city, eastern Cuba. Lying on the Bayamo River, it was founded as San Salvador de Bayamo in 1513. In colonial times it was one of Cuba's most important cities, and it has been the scene of several uprisings, including the independence movement of 1895. It is now an important manufacturing, commercial, and transportation centre for the surrounding countryside, in which cattle raising is widespread and the dairy and tanning industries are well-developed; copper and manganese are mined in the area. Sugar, rice, coffee, and tobacco also are processed in the city, and tiles are manufactured. Bayamo is a railroad junction and lies on the central highway; it also has an airfield. Pop. (2002) 144,664.

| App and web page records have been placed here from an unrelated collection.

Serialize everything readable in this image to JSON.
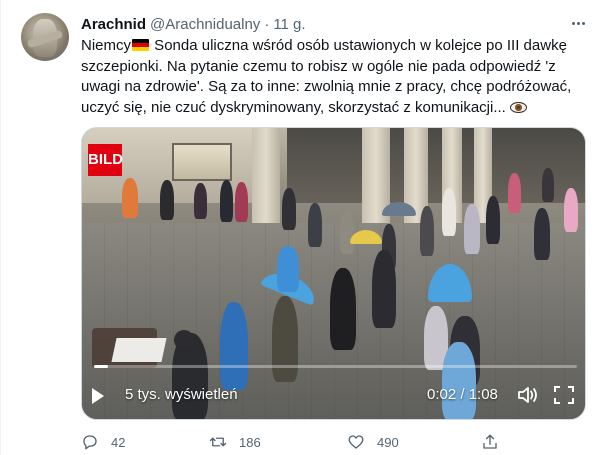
{
  "tweet": {
    "author_name": "Arachnid",
    "author_handle": "@Arachnidualny",
    "separator": "·",
    "time": "11 g.",
    "more_icon": "more-horizontal-icon",
    "text_line1_a": "Niemcy",
    "text_line1_b": " Sonda uliczna wśród osób ustawionych w kolejce po III dawkę",
    "text_line2": "szczepionki. Na pytanie czemu to robisz w ogóle nie pada odpowiedź 'z",
    "text_line3": "uwagi na zdrowie'. Są za to inne: zwolnią mnie z pracy, chcę podróżować,",
    "text_line4": "uczyć się, nie czuć dyskryminowany, skorzystać z komunikacji...",
    "flag_colors": [
      "#000000",
      "#dd0000",
      "#ffce00"
    ],
    "eye_icon": "eye-emoji-icon"
  },
  "video": {
    "logo_text": "BILD",
    "views": "5 tys. wyświetleń",
    "timecode": "0:02 / 1:08",
    "progress_fraction": 0.03,
    "play_icon": "play-icon",
    "volume_icon": "volume-icon",
    "fullscreen_icon": "fullscreen-icon"
  },
  "actions": {
    "reply_count": "42",
    "retweet_count": "186",
    "like_count": "490",
    "reply_icon": "reply-icon",
    "retweet_icon": "retweet-icon",
    "like_icon": "heart-icon",
    "share_icon": "share-icon"
  },
  "colors": {
    "text": "#0f1419",
    "secondary": "#536471",
    "umbrella_blue": "#4aa3df",
    "bild_red": "#e1000f"
  }
}
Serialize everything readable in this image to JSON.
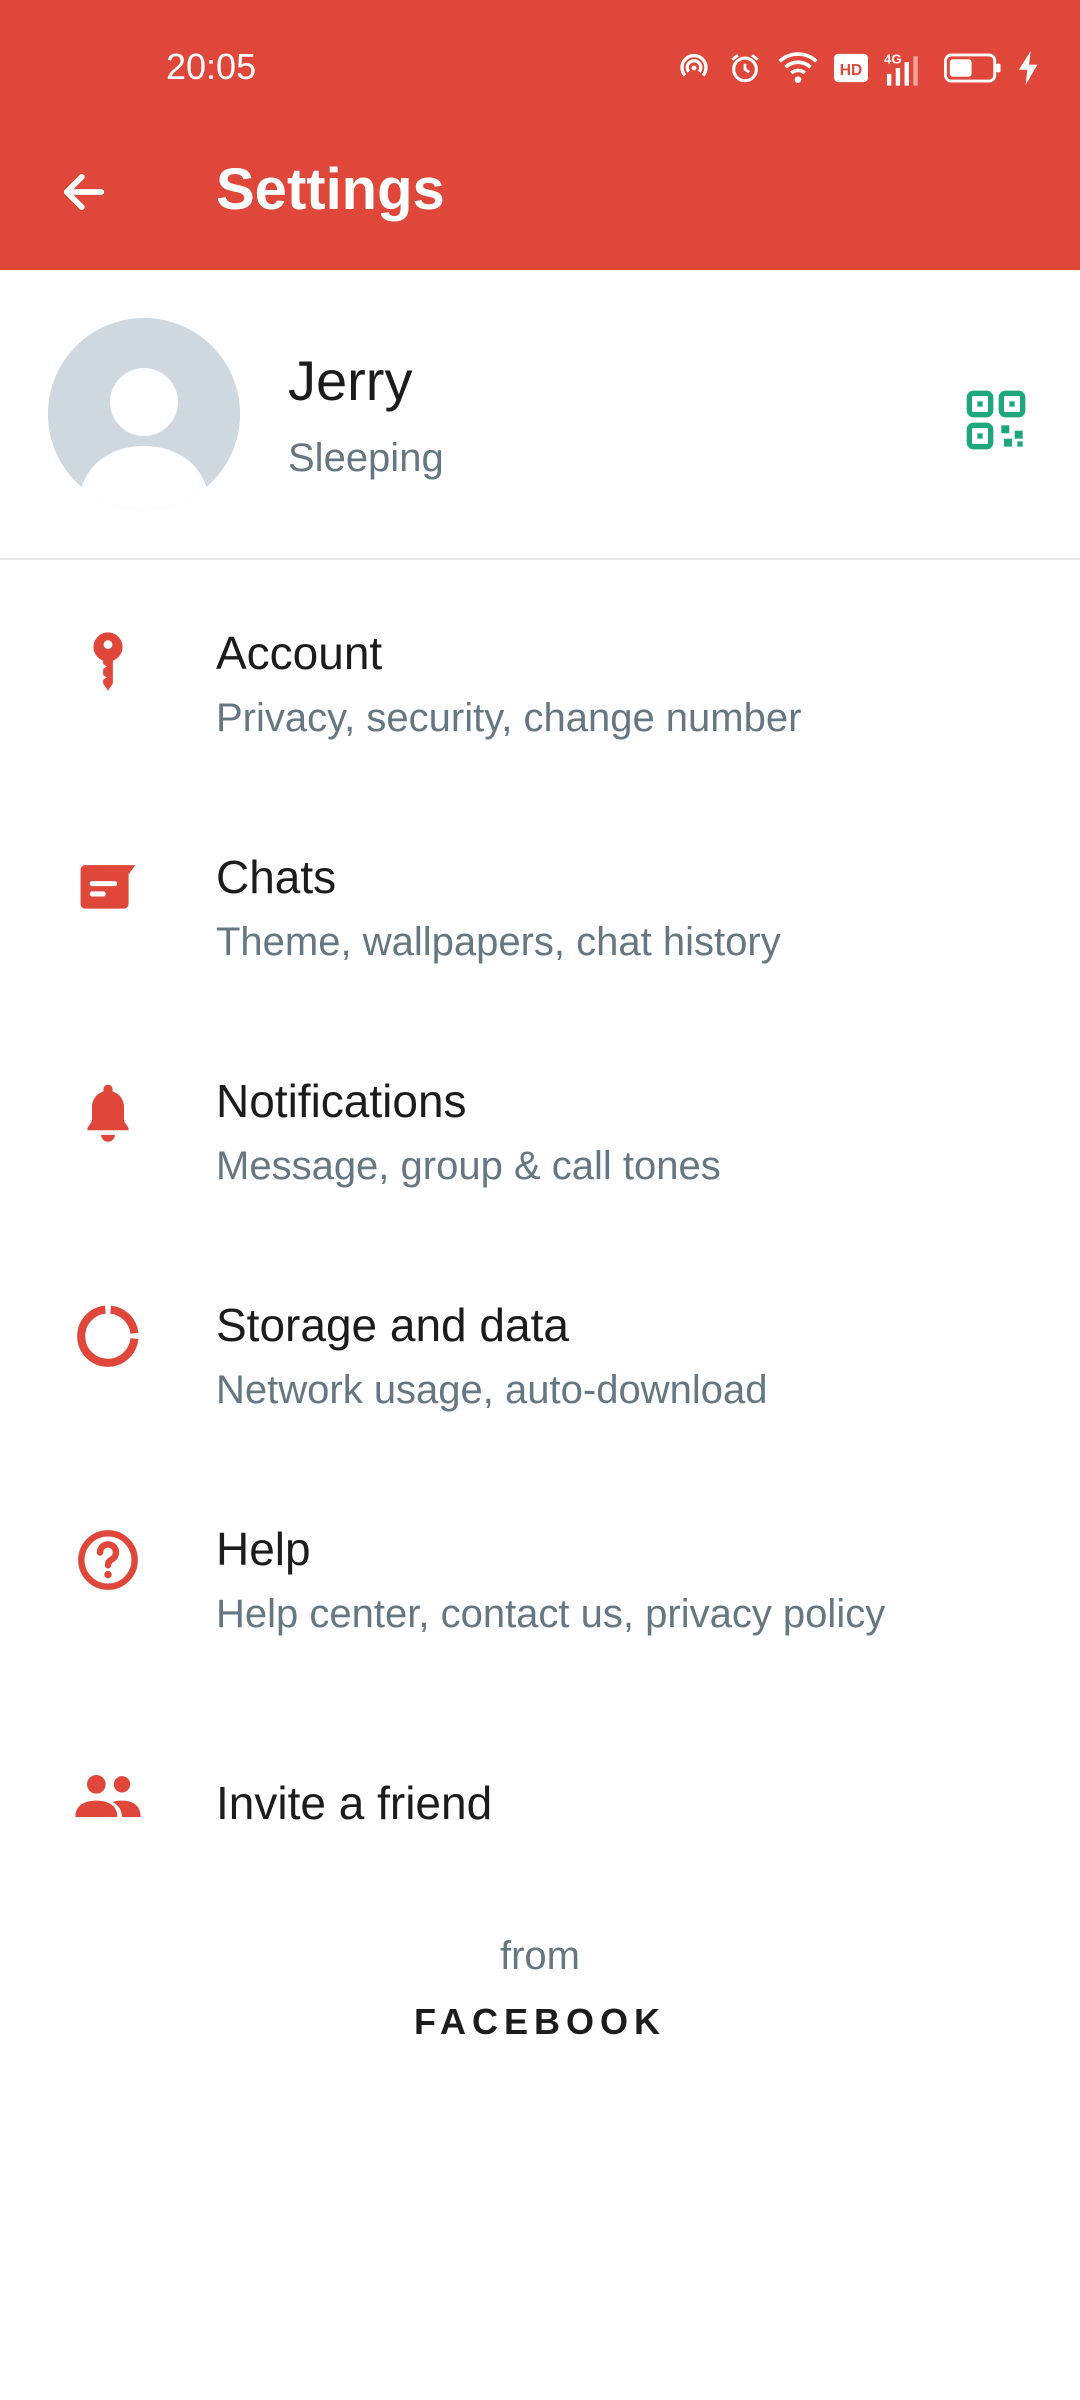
{
  "status_bar": {
    "time": "20:05",
    "icons": [
      "hotspot-icon",
      "alarm-icon",
      "wifi-icon",
      "hd-icon",
      "4g-signal-icon",
      "battery-icon",
      "charging-icon"
    ]
  },
  "header": {
    "title": "Settings",
    "background": "#df473a"
  },
  "profile": {
    "name": "Jerry",
    "status": "Sleeping",
    "qr_color": "#1fa67a"
  },
  "menu": [
    {
      "label": "Account",
      "sub": "Privacy, security, change number",
      "icon": "key-icon"
    },
    {
      "label": "Chats",
      "sub": "Theme, wallpapers, chat history",
      "icon": "chat-icon"
    },
    {
      "label": "Notifications",
      "sub": "Message, group & call tones",
      "icon": "bell-icon"
    },
    {
      "label": "Storage and data",
      "sub": "Network usage, auto-download",
      "icon": "storage-icon"
    },
    {
      "label": "Help",
      "sub": "Help center, contact us, privacy policy",
      "icon": "help-icon"
    },
    {
      "label": "Invite a friend",
      "icon": "people-icon"
    }
  ],
  "footer": {
    "from": "from",
    "brand": "FACEBOOK"
  },
  "colors": {
    "accent": "#df473a",
    "secondary_text": "#667781"
  }
}
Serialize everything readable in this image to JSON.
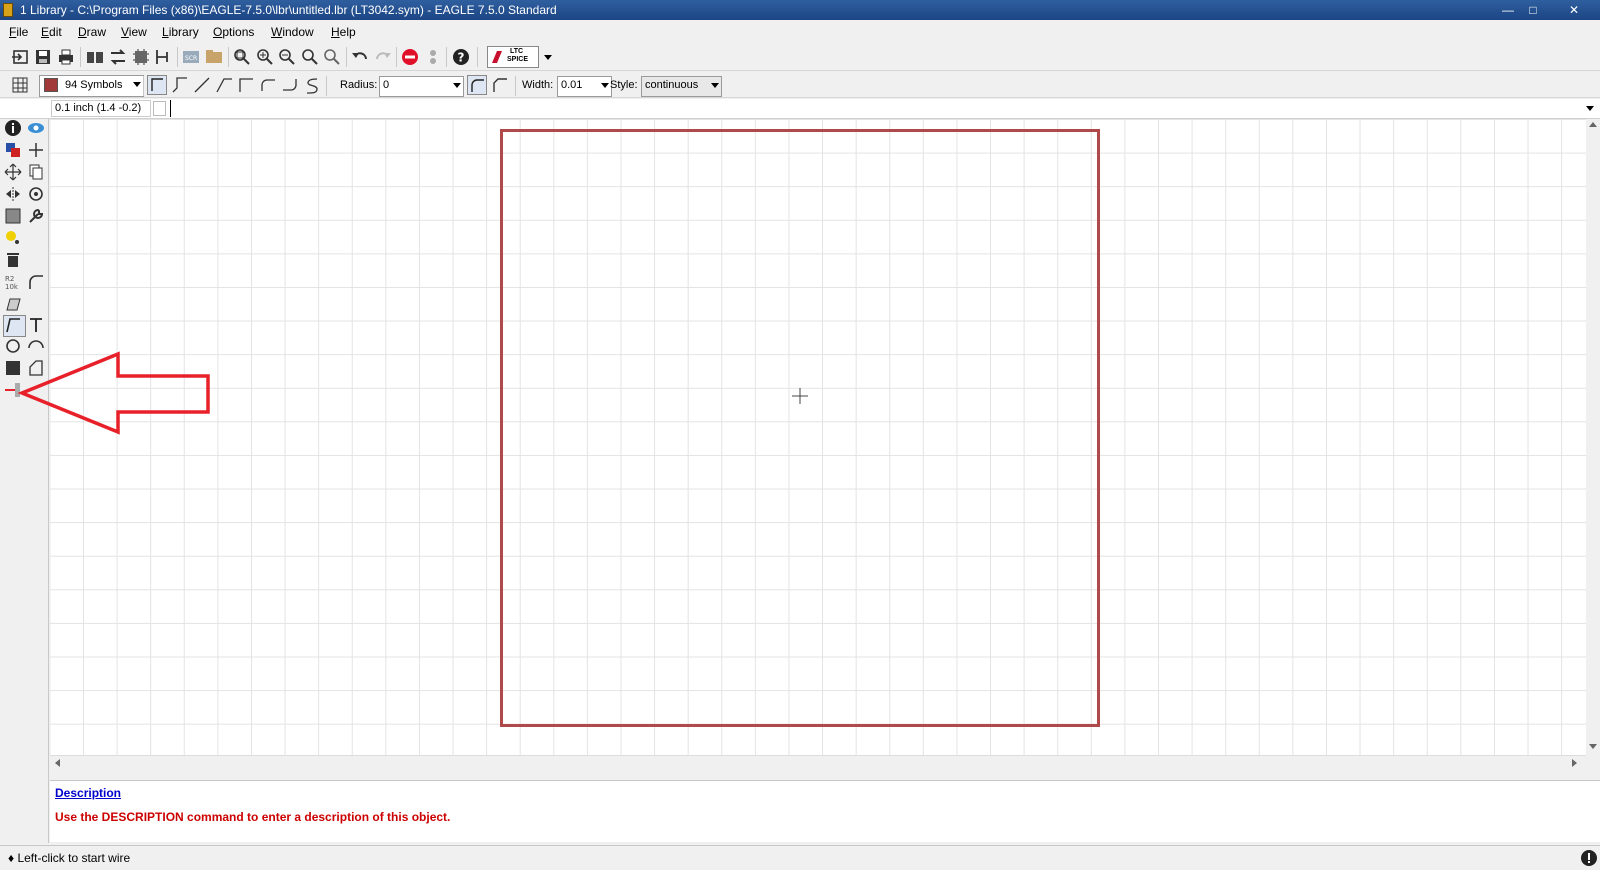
{
  "window": {
    "title": "1 Library - C:\\Program Files (x86)\\EAGLE-7.5.0\\lbr\\untitled.lbr (LT3042.sym) - EAGLE 7.5.0 Standard",
    "min": "—",
    "max": "□",
    "close": "✕"
  },
  "menu": [
    "File",
    "Edit",
    "Draw",
    "View",
    "Library",
    "Options",
    "Window",
    "Help"
  ],
  "toolbar": {
    "ltspice_label_1": "LTC",
    "ltspice_label_2": "SPICE"
  },
  "params": {
    "layer": "94 Symbols",
    "layer_color": "#a33a3a",
    "radius_label": "Radius:",
    "radius_value": "0",
    "width_label": "Width:",
    "width_value": "0.01",
    "style_label": "Style:",
    "style_value": "continuous"
  },
  "command": {
    "grid_readout": "0.1 inch (1.4 -0.2)",
    "input_value": ""
  },
  "canvas": {
    "frame_color": "#b04a4a",
    "annotation_color": "#e8202a"
  },
  "description": {
    "title": "Description",
    "text": "Use the DESCRIPTION command to enter a description of this object."
  },
  "status": {
    "text": "♦ Left-click to start wire",
    "icon": "info-icon"
  }
}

Learn more about Bayamo with a free trial on Britannica.com.